What does Counihan mean by the 401k-ing of health insurance? Well, remember what happened to the good old fashioned pension plan at your company: it became a 401k. Counihan said, "I think we're going to be seeing, over the next five years, a migration, not by the whole market, but by a significant segment of that market, into defined contribution, where an employer is going to give an employee a set amount of money, and say: go to an exchange, and buy what you want."
So, instead of a defined benefit -- the plan you sign up for through your employer -- you may get a defined contribution, or a payment to go out into the marketplace yourself. It's already happening at places like IBM, Time Warner and AOL, all of which have moved some of their retirees into a private health insurance exchange.
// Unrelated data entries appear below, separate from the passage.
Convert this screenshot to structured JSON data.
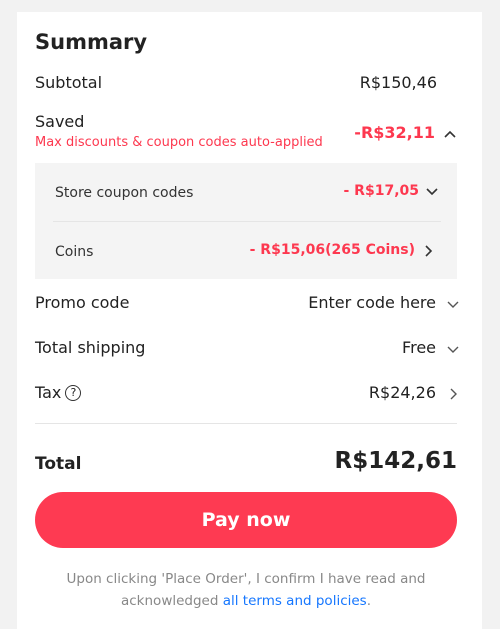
{
  "summary": {
    "title": "Summary",
    "subtotal": {
      "label": "Subtotal",
      "value": "R$150,46"
    },
    "saved": {
      "label": "Saved",
      "note": "Max discounts & coupon codes auto-applied",
      "value": "-R$32,11",
      "details": [
        {
          "label": "Store coupon codes",
          "value": "- R$17,05"
        },
        {
          "label": "Coins",
          "value": "- R$15,06(265 Coins)"
        }
      ]
    },
    "promo": {
      "label": "Promo code",
      "value": "Enter code here"
    },
    "shipping": {
      "label": "Total shipping",
      "value": "Free"
    },
    "tax": {
      "label": "Tax",
      "help": "?",
      "value": "R$24,26"
    },
    "total": {
      "label": "Total",
      "value": "R$142,61"
    },
    "pay_button": "Pay now",
    "disclaimer": {
      "text": "Upon clicking 'Place Order', I confirm I have read and acknowledged ",
      "link": "all terms and policies",
      "end": "."
    }
  },
  "colors": {
    "accent": "#fe3a52",
    "discount": "#fd384f",
    "link": "#1677ff"
  }
}
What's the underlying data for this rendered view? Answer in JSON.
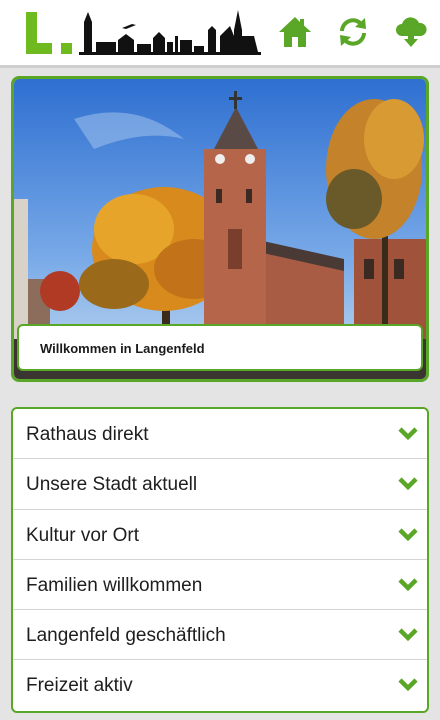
{
  "header": {
    "logo": {
      "letter": "L",
      "icon": "city-skyline-logo"
    },
    "buttons": [
      {
        "icon": "home-icon"
      },
      {
        "icon": "refresh-icon"
      },
      {
        "icon": "cloud-download-icon"
      }
    ]
  },
  "hero": {
    "image": "church-in-autumn-photo",
    "caption": "Willkommen in Langenfeld"
  },
  "menu": {
    "items": [
      {
        "label": "Rathaus direkt",
        "icon": "chevron-down-icon"
      },
      {
        "label": "Unsere Stadt aktuell",
        "icon": "chevron-down-icon"
      },
      {
        "label": "Kultur vor Ort",
        "icon": "chevron-down-icon"
      },
      {
        "label": "Familien willkommen",
        "icon": "chevron-down-icon"
      },
      {
        "label": "Langenfeld geschäftlich",
        "icon": "chevron-down-icon"
      },
      {
        "label": "Freizeit aktiv",
        "icon": "chevron-down-icon"
      }
    ]
  },
  "colors": {
    "accent": "#5aa626",
    "logo_green": "#6fbb1f",
    "header_bg": "#ffffff",
    "page_bg": "#e4e4e4"
  }
}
It's a radical change for people who've previously been used to simply signing up for the company plan -- now they have more choices and more responsibility to pick wisely. Counihan said that's why he sees a major role for the state's exchange in providing good education. "One of the most significant demands that our market wants and expectations of us as an exchange is to say, help me find the most value in picking a plan," he said. "It's different than just buying the lowest cost plan, it's different than just buying the plan with my doctor in it, it's how do I get the best deal for me and my family."
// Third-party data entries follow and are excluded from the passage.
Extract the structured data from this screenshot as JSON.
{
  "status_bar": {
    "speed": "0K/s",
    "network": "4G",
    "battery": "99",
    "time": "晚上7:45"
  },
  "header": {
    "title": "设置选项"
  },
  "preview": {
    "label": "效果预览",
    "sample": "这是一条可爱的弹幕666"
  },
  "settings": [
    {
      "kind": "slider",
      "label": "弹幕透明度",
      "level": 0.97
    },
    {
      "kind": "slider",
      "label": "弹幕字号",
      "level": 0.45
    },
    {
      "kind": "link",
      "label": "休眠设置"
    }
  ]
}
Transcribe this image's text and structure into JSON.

Meanwhile, among its core constituency, the uninsured, the exchange is seeing a ramp up in enrollment as the deadline for January 1 coverage approaches. Chief Operating Officer Peter Van Loon told the board, "We're going to have our largest week so far, this week. The first three days of this week we've had a thousand members each day. The surge is now." That surge means the exchange has now signed up more than 23,000 people.
There are still bumps in the road. Van Loon said anxiety created by the faulty rollout at the federal level is affecting enrollees here. Some people who've signed up for plans are calling the exchange again because they haven't yet heard from their new insurers. He said, "A lot of people are concerned about: am I going to be covered on the first of January?, and without the carriers getting to them, they feel that they've been cast adrift."
There's also concern that the federal government's subsidies for low income applicants won't turn up on time. While Counihan admitted that's a possibility, he said it'll be the government's and the insurers' problem -- it won't affect individual customers coverage.